> Task to carry out:
Below are some records. Pull every line that contains the word "filter".
[Opening Listed records section]
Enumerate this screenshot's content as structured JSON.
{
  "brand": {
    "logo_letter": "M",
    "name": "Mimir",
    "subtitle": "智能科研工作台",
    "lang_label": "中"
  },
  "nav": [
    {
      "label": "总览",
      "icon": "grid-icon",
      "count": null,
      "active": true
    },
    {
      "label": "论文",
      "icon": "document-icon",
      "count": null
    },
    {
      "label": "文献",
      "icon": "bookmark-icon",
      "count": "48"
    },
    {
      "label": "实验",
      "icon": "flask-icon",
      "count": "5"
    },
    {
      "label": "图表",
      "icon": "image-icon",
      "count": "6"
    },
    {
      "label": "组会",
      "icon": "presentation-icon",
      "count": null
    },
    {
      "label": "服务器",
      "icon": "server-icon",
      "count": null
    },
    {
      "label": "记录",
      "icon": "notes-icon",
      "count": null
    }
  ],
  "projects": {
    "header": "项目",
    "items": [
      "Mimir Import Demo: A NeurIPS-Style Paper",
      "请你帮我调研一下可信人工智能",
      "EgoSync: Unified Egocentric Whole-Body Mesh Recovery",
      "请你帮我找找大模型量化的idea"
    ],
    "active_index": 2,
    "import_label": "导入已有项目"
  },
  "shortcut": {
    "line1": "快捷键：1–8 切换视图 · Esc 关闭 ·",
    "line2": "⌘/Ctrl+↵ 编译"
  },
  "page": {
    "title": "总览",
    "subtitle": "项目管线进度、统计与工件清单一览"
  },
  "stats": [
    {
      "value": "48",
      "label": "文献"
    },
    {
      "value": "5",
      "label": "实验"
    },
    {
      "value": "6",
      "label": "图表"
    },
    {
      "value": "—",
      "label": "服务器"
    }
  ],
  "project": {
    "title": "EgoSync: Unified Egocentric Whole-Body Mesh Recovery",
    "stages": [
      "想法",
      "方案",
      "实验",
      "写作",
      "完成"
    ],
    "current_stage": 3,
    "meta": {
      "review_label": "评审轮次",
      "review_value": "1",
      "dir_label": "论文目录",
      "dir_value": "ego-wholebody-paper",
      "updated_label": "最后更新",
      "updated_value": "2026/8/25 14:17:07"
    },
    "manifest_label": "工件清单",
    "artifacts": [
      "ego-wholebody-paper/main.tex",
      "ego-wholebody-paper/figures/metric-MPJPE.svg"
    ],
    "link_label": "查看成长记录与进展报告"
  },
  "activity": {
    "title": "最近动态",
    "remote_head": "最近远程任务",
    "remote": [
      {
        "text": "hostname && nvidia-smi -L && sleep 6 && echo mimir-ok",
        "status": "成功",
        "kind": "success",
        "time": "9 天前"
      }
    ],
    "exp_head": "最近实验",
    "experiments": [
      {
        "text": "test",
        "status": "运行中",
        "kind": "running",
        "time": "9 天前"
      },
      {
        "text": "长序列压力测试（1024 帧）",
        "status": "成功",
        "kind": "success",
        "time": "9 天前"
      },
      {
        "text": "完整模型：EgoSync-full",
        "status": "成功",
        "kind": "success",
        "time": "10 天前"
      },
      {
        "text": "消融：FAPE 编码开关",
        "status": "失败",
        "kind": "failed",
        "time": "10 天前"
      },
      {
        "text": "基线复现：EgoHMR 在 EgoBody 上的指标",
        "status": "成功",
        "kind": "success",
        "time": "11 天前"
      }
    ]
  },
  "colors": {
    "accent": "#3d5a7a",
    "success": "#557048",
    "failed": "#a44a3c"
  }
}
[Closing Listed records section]
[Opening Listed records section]
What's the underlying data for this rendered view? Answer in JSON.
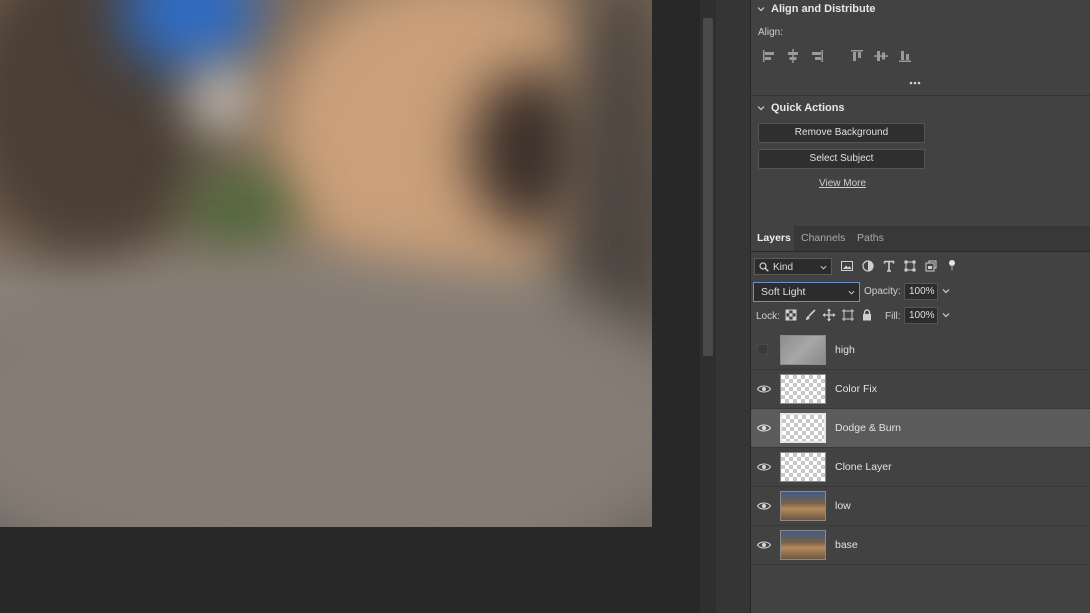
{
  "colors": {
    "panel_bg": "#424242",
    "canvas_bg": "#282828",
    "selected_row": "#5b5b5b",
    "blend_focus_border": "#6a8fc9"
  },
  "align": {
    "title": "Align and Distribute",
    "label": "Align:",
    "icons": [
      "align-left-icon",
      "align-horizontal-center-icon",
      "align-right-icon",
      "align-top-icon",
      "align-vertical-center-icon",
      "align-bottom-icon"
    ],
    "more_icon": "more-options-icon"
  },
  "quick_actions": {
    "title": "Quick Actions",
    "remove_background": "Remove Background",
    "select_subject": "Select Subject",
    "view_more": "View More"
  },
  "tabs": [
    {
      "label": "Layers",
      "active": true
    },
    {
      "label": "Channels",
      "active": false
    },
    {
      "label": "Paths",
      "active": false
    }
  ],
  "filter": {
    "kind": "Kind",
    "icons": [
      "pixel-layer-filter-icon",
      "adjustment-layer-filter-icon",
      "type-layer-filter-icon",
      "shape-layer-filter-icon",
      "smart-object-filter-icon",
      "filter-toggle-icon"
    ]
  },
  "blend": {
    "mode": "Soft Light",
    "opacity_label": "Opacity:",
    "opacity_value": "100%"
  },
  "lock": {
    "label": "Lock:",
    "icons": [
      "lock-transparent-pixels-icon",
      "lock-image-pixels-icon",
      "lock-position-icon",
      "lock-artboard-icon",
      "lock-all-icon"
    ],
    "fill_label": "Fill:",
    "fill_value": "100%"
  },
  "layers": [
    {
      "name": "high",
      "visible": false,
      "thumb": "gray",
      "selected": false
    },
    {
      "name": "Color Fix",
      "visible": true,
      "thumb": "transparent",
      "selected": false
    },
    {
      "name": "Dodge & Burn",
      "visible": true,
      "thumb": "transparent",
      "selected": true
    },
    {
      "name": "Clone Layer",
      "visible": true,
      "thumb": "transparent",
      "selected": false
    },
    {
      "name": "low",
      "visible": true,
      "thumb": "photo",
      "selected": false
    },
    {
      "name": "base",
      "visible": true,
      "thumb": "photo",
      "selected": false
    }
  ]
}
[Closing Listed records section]
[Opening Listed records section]
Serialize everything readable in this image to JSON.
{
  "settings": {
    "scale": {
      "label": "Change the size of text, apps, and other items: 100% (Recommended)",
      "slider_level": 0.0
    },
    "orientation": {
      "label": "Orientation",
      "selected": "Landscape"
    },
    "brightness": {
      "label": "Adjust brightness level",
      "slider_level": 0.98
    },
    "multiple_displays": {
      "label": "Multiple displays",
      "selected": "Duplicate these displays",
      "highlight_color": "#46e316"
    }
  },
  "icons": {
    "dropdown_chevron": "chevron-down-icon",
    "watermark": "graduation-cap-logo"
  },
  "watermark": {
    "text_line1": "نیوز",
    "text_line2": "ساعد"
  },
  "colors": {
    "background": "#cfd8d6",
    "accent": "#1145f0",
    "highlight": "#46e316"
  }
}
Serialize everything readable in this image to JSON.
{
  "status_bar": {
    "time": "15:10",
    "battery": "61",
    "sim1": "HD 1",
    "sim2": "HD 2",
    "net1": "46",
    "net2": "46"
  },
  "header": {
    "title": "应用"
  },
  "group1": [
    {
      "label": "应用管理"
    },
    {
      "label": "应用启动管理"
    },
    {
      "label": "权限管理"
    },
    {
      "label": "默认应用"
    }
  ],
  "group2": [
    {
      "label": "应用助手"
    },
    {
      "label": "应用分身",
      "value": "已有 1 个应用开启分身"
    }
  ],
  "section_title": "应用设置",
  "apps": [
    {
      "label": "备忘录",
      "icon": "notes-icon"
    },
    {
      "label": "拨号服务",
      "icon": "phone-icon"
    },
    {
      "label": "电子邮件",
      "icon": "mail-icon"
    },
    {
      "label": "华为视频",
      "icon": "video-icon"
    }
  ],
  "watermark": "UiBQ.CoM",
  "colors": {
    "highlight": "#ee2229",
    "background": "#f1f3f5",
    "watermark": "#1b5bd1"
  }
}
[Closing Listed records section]
> Solution to this problem:
  "filter": {
      "pixel-layer-filter-icon",
      "adjustment-layer-filter-icon",
      "type-layer-filter-icon",
      "shape-layer-filter-icon",
      "smart-object-filter-icon",
      "filter-toggle-icon"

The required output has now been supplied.